[SUPPLIED MATERIAL Boundary: Start]

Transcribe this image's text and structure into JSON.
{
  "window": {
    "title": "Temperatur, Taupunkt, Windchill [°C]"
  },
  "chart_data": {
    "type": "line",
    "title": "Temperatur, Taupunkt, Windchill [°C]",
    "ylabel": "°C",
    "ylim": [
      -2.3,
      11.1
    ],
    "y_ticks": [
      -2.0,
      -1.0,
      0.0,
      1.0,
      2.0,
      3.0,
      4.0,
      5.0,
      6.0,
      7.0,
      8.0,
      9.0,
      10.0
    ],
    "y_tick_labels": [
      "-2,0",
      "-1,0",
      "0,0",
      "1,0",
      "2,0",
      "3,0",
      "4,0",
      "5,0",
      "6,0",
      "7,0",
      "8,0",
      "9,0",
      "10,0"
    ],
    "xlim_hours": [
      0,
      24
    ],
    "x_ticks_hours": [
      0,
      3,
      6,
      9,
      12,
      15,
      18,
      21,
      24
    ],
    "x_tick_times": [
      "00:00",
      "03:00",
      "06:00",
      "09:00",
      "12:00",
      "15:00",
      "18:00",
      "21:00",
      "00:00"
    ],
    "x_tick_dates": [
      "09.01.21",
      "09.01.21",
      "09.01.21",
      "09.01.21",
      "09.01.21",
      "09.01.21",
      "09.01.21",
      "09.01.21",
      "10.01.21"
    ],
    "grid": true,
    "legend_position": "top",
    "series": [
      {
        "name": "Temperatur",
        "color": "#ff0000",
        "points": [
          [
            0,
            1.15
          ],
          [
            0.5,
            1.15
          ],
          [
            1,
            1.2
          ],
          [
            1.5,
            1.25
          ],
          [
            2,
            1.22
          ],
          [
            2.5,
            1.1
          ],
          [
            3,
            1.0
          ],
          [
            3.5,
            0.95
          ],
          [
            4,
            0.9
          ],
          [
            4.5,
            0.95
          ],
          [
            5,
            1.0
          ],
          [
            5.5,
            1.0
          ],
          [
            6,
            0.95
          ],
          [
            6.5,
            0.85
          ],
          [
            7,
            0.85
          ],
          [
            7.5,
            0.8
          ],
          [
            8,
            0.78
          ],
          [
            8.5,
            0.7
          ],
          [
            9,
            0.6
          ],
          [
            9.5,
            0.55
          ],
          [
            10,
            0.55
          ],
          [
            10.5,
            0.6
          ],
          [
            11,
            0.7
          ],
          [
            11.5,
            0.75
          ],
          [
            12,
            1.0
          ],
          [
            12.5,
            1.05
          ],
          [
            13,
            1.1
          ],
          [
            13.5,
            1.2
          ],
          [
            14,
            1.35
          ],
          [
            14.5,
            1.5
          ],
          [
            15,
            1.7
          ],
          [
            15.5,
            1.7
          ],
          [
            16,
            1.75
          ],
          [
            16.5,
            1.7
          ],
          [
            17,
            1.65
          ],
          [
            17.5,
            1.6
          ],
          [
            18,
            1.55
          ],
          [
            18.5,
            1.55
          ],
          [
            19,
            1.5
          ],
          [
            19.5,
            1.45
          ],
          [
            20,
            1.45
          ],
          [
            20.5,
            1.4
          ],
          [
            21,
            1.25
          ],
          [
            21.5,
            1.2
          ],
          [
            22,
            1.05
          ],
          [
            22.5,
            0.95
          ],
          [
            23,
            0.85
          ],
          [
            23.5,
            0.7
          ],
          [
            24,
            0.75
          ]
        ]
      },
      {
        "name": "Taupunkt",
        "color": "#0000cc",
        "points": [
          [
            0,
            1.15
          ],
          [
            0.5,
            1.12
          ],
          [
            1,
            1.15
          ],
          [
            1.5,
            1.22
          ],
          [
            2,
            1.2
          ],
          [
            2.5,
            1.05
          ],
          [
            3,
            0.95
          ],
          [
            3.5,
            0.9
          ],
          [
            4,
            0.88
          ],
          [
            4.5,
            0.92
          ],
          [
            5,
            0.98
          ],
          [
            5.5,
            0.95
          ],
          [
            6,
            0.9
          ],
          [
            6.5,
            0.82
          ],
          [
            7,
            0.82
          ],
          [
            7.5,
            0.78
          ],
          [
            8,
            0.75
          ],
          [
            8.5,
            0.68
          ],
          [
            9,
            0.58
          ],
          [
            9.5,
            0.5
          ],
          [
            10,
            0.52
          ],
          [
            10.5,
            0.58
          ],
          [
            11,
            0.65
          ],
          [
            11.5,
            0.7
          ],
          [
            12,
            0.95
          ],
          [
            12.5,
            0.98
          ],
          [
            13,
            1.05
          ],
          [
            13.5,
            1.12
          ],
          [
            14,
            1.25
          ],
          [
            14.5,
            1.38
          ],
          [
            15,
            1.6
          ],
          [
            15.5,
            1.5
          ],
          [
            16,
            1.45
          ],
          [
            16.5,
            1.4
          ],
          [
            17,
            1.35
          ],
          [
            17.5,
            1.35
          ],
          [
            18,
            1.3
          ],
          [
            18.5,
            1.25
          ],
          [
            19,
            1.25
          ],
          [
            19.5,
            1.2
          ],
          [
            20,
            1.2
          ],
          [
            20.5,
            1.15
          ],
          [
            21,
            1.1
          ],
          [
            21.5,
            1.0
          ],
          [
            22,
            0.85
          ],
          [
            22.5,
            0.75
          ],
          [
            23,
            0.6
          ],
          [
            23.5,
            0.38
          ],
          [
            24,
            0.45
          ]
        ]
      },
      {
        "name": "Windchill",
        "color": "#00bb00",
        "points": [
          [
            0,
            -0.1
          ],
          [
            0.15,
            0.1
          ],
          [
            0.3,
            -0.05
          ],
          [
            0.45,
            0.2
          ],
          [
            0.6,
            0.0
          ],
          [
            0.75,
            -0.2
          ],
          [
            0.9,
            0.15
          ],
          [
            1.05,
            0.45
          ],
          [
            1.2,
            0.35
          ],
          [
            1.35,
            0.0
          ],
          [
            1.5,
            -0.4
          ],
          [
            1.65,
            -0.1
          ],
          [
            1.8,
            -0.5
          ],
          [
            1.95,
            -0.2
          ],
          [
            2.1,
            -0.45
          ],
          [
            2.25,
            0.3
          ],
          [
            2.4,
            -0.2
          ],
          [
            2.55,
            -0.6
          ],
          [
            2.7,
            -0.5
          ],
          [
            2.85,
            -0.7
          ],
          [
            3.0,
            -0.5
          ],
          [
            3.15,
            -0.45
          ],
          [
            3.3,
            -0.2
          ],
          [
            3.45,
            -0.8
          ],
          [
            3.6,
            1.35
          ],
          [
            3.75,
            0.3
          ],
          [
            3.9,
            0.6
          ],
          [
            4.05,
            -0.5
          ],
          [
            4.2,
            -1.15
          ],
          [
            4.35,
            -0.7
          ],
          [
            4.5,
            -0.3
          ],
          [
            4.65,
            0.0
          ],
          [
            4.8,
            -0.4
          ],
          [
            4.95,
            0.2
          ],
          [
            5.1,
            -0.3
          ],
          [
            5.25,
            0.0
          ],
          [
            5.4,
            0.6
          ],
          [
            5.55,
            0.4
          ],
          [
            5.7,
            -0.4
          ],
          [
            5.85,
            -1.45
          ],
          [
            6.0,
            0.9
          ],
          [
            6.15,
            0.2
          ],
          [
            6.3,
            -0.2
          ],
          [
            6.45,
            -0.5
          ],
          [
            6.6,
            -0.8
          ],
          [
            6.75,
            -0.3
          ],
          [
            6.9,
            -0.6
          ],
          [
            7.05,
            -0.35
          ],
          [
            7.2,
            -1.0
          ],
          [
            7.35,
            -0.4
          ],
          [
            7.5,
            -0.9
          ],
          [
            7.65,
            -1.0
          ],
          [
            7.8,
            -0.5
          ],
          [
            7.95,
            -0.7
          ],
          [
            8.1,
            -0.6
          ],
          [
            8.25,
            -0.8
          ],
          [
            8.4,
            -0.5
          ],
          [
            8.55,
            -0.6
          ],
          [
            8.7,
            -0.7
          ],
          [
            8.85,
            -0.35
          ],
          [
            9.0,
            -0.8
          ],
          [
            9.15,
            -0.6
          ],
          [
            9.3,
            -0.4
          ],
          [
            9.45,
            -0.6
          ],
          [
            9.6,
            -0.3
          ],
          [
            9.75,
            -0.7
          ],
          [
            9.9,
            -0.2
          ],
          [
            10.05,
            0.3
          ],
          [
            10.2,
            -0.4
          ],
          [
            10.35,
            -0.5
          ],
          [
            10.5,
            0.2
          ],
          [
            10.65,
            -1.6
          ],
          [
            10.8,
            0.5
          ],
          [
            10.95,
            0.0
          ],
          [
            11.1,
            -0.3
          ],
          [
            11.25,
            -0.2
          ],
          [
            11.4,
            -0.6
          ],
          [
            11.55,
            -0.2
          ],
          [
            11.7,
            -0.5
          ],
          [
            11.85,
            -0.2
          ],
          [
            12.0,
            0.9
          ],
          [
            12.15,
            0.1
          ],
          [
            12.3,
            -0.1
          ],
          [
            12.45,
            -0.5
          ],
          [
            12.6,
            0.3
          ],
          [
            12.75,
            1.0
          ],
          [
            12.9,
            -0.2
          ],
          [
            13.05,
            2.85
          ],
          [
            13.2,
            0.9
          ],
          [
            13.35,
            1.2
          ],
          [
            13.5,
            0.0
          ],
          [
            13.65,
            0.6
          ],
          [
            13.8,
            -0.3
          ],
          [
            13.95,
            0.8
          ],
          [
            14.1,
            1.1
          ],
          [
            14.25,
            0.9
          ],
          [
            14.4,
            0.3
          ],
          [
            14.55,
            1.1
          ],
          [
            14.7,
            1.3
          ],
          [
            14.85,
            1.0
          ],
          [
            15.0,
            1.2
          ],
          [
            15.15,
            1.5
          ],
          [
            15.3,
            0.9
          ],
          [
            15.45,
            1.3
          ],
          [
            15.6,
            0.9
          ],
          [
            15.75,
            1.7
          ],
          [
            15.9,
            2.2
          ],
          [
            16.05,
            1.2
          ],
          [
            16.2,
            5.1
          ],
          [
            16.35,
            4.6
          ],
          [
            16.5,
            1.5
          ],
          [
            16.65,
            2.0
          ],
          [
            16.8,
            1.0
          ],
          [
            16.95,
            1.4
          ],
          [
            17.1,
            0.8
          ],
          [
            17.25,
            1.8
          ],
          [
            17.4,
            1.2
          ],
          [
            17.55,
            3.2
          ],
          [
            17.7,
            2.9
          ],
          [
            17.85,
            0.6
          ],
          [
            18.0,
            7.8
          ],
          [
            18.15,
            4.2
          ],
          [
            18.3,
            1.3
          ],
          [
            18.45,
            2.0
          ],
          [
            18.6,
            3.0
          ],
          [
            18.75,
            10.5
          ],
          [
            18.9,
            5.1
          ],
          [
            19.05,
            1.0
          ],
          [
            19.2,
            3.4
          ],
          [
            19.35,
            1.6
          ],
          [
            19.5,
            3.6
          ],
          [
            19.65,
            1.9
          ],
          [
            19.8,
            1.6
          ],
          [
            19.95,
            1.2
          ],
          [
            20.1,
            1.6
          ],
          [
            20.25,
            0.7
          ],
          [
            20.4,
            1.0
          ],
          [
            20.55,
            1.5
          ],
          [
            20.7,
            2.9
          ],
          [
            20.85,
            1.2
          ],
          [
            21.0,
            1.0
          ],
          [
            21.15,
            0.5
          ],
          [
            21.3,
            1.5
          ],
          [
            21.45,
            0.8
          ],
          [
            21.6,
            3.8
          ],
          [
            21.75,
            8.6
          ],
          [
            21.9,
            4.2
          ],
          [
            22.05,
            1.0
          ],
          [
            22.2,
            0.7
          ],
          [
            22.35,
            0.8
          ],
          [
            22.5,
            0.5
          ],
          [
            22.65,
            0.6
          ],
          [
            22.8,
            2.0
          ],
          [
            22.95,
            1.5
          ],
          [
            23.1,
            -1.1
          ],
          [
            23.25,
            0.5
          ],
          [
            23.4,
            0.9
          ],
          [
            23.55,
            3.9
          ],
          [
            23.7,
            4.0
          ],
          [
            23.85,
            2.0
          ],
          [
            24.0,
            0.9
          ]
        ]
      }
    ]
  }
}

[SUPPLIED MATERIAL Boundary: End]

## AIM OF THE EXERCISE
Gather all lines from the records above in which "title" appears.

## REPLY TO THE TASK
    "title": "Temperatur, Taupunkt, Windchill [°C]"
    "title": "Temperatur, Taupunkt, Windchill [°C]",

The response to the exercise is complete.